### EXERCISE INSTRUCTIONS
The word "icon" marks the lines to keep; find each one in the data and copy it.

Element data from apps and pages
═══

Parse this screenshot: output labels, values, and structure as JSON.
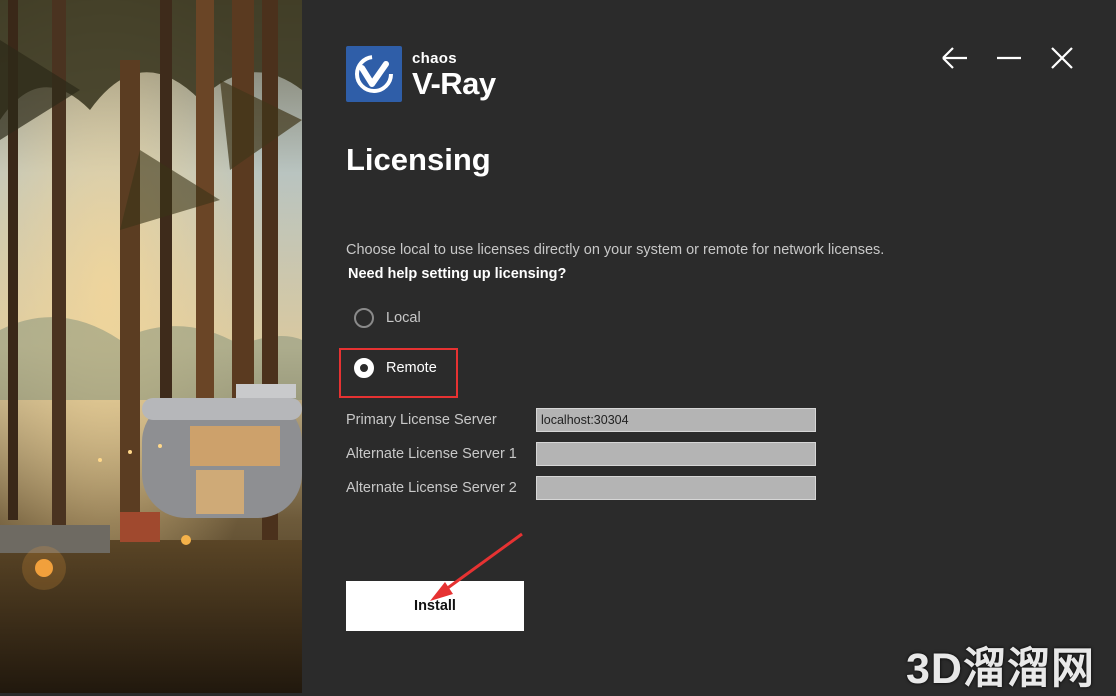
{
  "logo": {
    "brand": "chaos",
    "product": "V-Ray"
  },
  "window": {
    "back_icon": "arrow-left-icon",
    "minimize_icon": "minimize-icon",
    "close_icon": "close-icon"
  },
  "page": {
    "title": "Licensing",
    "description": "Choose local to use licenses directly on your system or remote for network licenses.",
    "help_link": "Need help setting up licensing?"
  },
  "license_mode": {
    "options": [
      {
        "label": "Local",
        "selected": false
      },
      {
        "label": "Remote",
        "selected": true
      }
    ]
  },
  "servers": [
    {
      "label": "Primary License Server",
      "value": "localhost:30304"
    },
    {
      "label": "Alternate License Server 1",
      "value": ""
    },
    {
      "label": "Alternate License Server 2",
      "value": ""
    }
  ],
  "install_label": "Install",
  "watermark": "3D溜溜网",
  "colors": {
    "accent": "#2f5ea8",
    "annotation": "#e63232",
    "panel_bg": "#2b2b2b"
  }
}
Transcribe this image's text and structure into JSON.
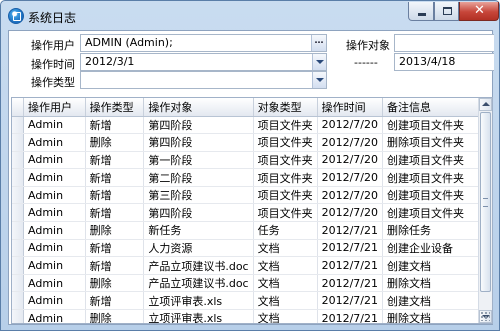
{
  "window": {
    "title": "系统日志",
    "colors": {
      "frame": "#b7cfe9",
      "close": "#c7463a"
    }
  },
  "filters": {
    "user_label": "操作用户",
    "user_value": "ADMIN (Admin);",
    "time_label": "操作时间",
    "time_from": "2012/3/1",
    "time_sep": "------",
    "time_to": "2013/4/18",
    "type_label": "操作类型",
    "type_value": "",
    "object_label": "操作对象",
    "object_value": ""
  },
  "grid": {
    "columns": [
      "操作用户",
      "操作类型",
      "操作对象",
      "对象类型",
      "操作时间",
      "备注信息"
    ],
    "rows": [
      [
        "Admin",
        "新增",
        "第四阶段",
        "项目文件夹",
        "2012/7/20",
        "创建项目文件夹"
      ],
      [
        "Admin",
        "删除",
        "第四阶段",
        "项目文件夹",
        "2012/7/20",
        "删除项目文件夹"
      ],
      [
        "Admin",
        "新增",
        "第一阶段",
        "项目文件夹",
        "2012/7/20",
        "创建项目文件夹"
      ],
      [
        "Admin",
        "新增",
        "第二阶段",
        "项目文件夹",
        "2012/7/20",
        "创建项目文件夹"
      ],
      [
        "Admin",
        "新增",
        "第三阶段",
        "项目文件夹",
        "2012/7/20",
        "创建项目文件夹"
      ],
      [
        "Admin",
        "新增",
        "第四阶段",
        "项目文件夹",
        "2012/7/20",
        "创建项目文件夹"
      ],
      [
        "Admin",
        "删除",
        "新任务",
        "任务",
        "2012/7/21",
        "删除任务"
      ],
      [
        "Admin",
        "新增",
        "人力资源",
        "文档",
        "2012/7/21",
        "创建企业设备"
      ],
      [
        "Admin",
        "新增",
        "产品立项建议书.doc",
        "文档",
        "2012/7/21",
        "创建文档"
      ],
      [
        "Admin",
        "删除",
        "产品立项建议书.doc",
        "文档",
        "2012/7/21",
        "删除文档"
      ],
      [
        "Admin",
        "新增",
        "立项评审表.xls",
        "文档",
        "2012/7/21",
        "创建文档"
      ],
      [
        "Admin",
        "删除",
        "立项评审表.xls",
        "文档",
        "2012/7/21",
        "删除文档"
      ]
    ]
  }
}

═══

### ANSWER TO THE PROBLEM
    "back_icon": "arrow-left-icon",
    "minimize_icon": "minimize-icon",
    "close_icon": "close-icon"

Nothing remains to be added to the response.